Most of us don’t have a 10-year plan. Heck, why the hell would you need one in the first place? There’s not a single soul (or machine) on this earth that could accurately predict what the job market will be 10 years from now. That doesn’t mean we shouldn’t plan ahead. Planning ahead allows us to assess risks and opportunities, adapt faster and more intelligently. For our plans to work we need to stop thinking on the immediate next step, our next job, and instead focus on acquiring the right skill set that will allow us to navigate the tech jobs of tomorrow.
We’re all on a journey and as long as we’re moving forward there’s nothing to be ashamed of. Life is nothing more than a sequence of choices. So what is there to regret? You are the person you chose to be.
Are you thinking that you might regret having accepted your last job offer?
Or not having sold yourself better at your last interview?
Do you feel bored, frustrated, and tired of what you’re doing right now?
Does the idea that some time soon you’ll have to dive head first into the job market scares the hell out of you?
$ Do you think that’s air you’re breathing now?
If you haven’t looked for a job in a while your CV probably hasn’t been dusted off in a couple of years! Your portfolio is outdated — after all you’ve been spending your time becoming remarkable at your current job.
Let us shed some light on some of the most common tech career paths:
- Plateau. A tech professional whose market value is lower than the value he currently holds at his company. They don’t have a career plan and when the change arises they’ll need to take one step back in order to give two forward.
- People Developer. A tech professional with the goal of reaching a C-level position. They are highly motivated with goals in mind to find a sense of achievement and lead people.
- Job-hopper. A savvy tech professional that is always eager to grow his/her knowledge and try out new technologies. They are problem-solving driven and they love starting new projects but not so much maintaining them.
- Legacy. A tech professional that learned and focused on a legacy language (e.g. COBOL). These systems require high maintenance and very few new feature development. Their main motivation is mostly money. If the winds are blowing their way, the odds are in their favour, until suddenly they run out of luck.
Sounds familiar to you? Déjà vu perhaps?
Hopefully you’re not stuck in a Plateau or in a Legacy technology that you despise.

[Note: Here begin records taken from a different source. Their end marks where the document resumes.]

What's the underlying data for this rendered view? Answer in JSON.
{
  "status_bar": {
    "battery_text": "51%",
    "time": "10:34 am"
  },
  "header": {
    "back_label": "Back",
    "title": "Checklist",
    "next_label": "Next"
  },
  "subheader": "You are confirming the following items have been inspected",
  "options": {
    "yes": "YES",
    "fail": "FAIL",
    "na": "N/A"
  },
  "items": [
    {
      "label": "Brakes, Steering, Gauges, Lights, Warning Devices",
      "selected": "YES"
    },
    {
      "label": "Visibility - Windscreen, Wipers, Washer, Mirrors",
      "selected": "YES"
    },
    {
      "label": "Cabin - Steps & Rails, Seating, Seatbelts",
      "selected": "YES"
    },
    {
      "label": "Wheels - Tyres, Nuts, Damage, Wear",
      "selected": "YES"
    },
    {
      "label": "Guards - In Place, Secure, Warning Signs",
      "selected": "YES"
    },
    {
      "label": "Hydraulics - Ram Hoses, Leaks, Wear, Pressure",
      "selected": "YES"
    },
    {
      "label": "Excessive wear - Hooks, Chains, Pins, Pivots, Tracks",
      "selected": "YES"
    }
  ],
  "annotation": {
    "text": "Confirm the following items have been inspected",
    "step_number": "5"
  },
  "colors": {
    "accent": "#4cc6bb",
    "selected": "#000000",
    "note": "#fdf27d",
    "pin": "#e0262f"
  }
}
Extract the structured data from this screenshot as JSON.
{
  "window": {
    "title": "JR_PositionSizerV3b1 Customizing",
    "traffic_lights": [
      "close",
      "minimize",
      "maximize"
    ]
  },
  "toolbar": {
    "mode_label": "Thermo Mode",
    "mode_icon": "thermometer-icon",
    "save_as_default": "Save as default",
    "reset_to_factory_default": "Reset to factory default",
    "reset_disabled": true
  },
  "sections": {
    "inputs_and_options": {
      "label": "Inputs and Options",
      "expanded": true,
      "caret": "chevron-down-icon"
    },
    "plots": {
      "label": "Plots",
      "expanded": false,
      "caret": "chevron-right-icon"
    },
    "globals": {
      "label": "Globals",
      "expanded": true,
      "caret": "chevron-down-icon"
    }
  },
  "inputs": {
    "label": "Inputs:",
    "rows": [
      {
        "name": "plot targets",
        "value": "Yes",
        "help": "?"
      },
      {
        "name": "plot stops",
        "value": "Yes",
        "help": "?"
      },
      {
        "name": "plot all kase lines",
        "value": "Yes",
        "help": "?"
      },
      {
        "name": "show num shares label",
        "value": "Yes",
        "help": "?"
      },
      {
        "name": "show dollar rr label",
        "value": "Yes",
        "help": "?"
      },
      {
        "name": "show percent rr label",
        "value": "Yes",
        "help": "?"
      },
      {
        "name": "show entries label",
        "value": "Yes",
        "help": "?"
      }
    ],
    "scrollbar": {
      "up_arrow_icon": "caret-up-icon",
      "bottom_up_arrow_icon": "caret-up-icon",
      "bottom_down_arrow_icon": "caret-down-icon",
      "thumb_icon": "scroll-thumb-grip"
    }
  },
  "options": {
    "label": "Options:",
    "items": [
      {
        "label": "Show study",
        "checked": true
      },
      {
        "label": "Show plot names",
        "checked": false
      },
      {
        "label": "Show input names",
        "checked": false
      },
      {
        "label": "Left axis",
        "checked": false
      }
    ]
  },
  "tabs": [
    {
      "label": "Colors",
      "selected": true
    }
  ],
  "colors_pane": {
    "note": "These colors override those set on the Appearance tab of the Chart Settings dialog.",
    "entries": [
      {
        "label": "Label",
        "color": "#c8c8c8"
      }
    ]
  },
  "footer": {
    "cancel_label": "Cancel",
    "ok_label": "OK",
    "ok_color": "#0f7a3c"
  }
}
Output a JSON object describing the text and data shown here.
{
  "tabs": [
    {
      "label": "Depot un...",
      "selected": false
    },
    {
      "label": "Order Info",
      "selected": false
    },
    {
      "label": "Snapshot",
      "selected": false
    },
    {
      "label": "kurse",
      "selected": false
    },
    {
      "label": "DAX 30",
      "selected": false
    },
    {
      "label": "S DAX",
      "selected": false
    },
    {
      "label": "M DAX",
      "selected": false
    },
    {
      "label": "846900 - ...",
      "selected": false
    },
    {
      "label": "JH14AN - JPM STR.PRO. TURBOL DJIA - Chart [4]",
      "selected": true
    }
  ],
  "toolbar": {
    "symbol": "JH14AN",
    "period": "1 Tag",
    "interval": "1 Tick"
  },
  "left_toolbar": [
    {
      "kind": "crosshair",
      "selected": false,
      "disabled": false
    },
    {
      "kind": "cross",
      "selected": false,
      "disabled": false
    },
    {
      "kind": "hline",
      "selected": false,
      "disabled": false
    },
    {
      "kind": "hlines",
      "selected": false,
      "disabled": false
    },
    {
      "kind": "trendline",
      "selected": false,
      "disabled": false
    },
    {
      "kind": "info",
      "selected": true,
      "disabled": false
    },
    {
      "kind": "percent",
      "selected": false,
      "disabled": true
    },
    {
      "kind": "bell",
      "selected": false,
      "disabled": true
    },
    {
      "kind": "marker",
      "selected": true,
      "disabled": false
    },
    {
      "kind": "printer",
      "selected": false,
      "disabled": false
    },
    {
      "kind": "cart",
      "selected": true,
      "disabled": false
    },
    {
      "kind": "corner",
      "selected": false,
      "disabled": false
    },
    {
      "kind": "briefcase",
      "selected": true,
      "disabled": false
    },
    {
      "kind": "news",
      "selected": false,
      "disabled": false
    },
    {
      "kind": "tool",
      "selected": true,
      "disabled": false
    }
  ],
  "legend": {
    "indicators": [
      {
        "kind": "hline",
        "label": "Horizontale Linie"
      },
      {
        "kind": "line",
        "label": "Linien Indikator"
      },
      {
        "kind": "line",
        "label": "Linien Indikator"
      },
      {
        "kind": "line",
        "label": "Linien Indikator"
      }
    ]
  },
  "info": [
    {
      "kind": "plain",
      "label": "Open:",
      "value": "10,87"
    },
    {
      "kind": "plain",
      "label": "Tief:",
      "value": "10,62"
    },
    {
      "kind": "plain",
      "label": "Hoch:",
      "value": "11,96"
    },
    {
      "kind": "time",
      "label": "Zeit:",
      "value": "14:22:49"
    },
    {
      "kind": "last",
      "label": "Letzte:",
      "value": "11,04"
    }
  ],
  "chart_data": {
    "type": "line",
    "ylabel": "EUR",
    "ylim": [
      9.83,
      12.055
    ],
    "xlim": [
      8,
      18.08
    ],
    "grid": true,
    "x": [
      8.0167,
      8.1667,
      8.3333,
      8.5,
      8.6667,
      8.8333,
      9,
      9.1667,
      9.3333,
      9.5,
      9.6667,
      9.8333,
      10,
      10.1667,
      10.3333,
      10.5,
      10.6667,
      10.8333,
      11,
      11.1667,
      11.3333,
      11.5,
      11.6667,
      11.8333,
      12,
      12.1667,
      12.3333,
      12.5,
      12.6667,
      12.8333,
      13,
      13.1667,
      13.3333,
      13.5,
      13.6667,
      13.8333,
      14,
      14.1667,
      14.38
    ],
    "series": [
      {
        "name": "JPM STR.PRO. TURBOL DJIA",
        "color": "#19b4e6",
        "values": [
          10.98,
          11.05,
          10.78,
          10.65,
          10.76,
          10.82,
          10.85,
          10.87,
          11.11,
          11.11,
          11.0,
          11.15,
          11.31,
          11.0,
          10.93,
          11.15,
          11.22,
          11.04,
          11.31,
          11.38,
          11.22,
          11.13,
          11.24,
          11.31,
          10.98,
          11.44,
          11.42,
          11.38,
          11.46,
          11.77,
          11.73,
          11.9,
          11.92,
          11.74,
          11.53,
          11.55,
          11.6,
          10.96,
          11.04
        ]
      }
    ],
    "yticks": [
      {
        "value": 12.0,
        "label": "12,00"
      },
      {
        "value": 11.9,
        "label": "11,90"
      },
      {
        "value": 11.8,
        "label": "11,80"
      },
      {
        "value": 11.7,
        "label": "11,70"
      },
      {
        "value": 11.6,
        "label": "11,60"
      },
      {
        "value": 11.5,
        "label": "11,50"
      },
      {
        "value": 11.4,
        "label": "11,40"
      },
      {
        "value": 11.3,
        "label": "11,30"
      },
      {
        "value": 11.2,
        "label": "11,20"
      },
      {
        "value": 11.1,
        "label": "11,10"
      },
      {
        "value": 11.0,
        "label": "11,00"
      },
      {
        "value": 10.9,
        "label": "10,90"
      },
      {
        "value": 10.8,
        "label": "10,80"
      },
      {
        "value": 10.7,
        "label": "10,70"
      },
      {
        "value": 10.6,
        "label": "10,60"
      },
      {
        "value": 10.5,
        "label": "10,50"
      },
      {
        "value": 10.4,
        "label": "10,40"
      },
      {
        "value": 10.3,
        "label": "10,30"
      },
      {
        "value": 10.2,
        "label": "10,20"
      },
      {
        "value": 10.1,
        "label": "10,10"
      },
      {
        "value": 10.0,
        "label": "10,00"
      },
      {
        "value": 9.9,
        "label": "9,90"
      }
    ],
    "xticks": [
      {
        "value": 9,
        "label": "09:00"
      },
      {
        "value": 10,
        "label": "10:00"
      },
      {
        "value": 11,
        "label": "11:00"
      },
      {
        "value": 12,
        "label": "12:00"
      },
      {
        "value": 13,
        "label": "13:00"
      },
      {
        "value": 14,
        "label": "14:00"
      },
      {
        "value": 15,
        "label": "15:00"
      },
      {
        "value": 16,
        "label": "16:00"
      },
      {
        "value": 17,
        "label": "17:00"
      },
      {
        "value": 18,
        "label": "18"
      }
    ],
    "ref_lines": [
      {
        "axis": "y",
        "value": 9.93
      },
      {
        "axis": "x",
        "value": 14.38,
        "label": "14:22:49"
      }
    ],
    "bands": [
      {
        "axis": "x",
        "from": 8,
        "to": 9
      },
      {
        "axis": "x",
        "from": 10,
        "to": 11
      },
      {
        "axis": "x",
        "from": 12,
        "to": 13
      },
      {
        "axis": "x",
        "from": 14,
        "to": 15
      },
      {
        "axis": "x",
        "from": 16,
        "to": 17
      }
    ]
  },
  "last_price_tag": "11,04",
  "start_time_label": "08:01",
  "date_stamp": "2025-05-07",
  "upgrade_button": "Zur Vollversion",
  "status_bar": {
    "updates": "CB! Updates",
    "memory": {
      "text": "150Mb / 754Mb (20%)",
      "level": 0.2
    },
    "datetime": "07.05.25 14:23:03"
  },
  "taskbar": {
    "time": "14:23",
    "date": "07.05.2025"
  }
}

There’s nothing wrong with that but you must be prepared for what is yet to come.
You need to wake up.
You need to be in the driver’s seat.
You need to make up the time to be up to date.
You need to develop the mental fortitude to keep pushing, keep studying, keep growing.
You need to understand that in order to stay competitive in this market, you need to be at the top of your game.
Forget that sometimes those fancy job descriptions you read make you think you’d need to be a Neo-like Deus Ex Machina who can skillfully master more than 10 distinct frameworks and languages! That’s just rubbish, but…
You still need to persevere!
You still need to believe in your skill set and your ability to deliver great work.
You know kung fu! You can learn to master the art just like the great tech professional you are.
In your earlier career days, you have relatively few responsibilities and obligations. Yes, of course, you have bills to pay, but many of us don’t have spouses and children (and dogs, and aging parents, and sports weekends, and baby showers, and…) to factor in when it comes to taking a big career gamble, or making a career shift, or working 60-hour weeks, or making other lofty sacrifices. We’re not telling you to go crazy and be reckless or ridiculous here. Be thoughtful, for sure. But these are absolutely great years to be a risk-taker with your career. It could really pay off in the years to come.
$ Buckle your seatbelt, Dorothy, ’cause Kansas is going bye-bye.
> Continue down the rabbit hole? [get on the driver’s seat]
> Rollback to previous post? [migrate to “my career”]